Gluten-free Food Storage
Kaela Worthen Gardner - May 31, 2011
Food storage is hard enough to figure out. But what about the over two million people in the United States and even more around the world that can’t have gluten, a protein found in wheat and all related products?Providentliving.org suggests we store 25 pounds of grains per person, per month, most of which often comes from wheat. And for most people, that’s fine. But more and more people are being diagnosed with gluten intolerance, an autoimmune disease sometimes known as Celiac disease, which means that ingestion of this nutrient can cause minor or even life-threatening reactions. Currently, 1 in 10 people has a gluten intolerance, but experts expect that diagnosis to rise to 3 in 10 within the next 10 years.
Gluten is often easy to discover, found in any wheat-containing product, but can sometimes be hidden away in less obvious foods such as barbecue and soy sauce, chicken bouillon, hot dogs and sausages, foods containing MSG, caramel flavorings, some ice creams, and even the adhesive you lick to seal envelopes.
Daily dietary decisions become difficult in the face of gluten intolerance; food storage, which is already confusing to many, becomes overwhelmingly so.
Luckily, in today’s ever-expanding global food market, many other grain options abound. Many people avoid bread-like products and find rice to be a food staple. “We eat a lot of rice and baked potatoes, so it’s fun to eat lots of different types of rice, like sticky rice, long-grain rice, and short-grain rice,” says Nicole Lawson of Provo, Utah. Quinoa and amaranth are other great grain options to look into. Storing these grains in large quantities can avoid the need for breads and pastas.

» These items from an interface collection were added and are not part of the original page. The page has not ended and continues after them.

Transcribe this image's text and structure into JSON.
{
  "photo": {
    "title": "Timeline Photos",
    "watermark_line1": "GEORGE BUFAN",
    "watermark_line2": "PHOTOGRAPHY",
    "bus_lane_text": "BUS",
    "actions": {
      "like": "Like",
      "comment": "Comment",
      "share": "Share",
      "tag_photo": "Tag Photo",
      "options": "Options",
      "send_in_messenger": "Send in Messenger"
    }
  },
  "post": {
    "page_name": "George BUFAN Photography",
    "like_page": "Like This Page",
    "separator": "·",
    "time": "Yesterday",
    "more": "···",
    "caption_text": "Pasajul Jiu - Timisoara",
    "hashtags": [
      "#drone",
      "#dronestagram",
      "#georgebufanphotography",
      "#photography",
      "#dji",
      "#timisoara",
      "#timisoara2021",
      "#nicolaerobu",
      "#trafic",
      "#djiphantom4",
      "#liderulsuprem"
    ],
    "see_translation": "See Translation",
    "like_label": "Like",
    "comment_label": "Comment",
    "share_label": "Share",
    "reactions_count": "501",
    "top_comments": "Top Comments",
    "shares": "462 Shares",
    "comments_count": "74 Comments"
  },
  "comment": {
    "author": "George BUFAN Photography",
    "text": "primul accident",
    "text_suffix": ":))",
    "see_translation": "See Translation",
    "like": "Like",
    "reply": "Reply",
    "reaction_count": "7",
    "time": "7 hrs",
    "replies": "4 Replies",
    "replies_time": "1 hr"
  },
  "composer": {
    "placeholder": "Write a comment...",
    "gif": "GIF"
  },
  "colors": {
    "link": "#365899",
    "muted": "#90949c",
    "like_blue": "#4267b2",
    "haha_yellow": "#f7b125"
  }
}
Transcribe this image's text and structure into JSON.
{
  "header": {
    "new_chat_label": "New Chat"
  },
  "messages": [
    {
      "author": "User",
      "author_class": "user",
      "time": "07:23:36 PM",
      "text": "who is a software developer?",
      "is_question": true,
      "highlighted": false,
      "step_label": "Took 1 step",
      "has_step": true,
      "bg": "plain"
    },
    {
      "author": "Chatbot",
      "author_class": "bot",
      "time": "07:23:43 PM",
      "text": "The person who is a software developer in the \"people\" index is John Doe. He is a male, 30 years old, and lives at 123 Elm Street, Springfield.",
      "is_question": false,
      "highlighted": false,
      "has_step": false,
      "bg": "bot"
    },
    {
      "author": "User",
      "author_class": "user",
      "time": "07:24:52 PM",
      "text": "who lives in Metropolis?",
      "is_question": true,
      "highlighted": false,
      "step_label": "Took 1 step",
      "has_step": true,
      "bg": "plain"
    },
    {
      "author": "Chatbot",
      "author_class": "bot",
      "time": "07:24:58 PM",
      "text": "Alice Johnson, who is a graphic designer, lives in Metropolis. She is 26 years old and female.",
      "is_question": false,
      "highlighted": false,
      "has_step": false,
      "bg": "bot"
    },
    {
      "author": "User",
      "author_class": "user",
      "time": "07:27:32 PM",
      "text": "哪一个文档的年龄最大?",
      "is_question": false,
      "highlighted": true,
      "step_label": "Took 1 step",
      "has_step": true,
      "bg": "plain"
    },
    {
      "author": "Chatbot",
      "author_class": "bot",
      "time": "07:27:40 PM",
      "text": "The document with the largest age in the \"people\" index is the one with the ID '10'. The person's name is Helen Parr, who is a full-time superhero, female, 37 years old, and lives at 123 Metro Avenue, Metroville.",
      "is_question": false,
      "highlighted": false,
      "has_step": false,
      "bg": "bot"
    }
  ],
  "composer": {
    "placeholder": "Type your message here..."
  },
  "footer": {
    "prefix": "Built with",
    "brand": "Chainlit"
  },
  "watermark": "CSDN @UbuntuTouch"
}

Life without the baked goods, however, is much less fun. Gluten-free mixes are available, but they are pricey and can thus be impractical for long-term bulk food storage. But with the many varieties of flours available, you can learn to bake gluten free from scratch. Michelle Snow, author of Gluten-Free Food Storage: It’s in the Bag, uses amaranth, millet, quinoa, rice, potato, teff, oat, buckwheat, corn, and almond flour.
“Rice flour is the main—the base—of all the other flours. We mix the others in as a way to soften the texture,” Lawson says.
A few of these, like white rice flour and bean-based flours, can stay good at room temperature, but the rest need to be stored in the freezer. A better option can be to store these grains in their whole forms, which will prolong their shelf life, and then grind them yourself. “The only flour I do not mill myself is the almond flour,” Snow explains. “This is due to the oils ruining my mill; therefore, I always buy my almond flour.”
A word to the wise: if you’re grinding wheat for other members of the family, you’ll need two separate wheat grinders for gluten and gluten-free products.
Eating gluten free doesn’t mean just replacing flours, though. There are several other ingredients to keep track of and make sure you have stored as well. Here are a few common ones:
Xanthan/guar gum: used in almost every GF “bread” recipe, including items such as waffles or cakes, to bind together the GF flours. Lawson suggest xanthan gum because it doesn’t have the strong flavors that some others do.
Dried eggs: more common in GF baking than in normal baking, again, to hold all the ingredients together. Many GF recipes call for whole eggs and additional egg whites, so having both on hand is important.
Starches: necessary to combat the heavy, dry texture most GF grains produce. Corn, potato, and tapioca starch are all helpful to have on hand. You can buy them and then put them in large pails for storage.
Vinegar: the more economical version of store-bought GF dough enhancers.
On the To-do List
The most important part of gluten-free food storage, though, is not necessarily gathering the ingredients—it’s learning to use them.
“We’ve been gluten free for about five years, and through that whole time we’ve been going through lots of recipes, different bread pans, tweaking amounts of flours—finding which ones taste the best and make the best texture. . . . If anybody has a little time to experiment, they should,” Lawson says. And her efforts have paid off; now the family is starting a gluten-free bakery, and Good Earth already wants to carry their product, saying it was one of the best gluten-free breads they had tasted. Now they’re just looking for investors. “It is possible,” Lawson affirms. “It’s possible to eat gluten free and still eat delicious food. It just takes a little experimenting.”
Most people who live gluten free suggest preparing a few basic homemade mixes—bread, waffles, pancakes, etc.—and storing those so that you can easily prepare these recipes. After you find the perfect flour mix for each recipe, combine all the dry ingredients, including the flours, sugars, xanthan gum, dried eggs, starches, and anything else into a bag. Attach recipes to the bags, giving proportions of dry to wet ingredients and directions for baking, and make sure you have those other ingredients on hand.
© LDS Living 2011.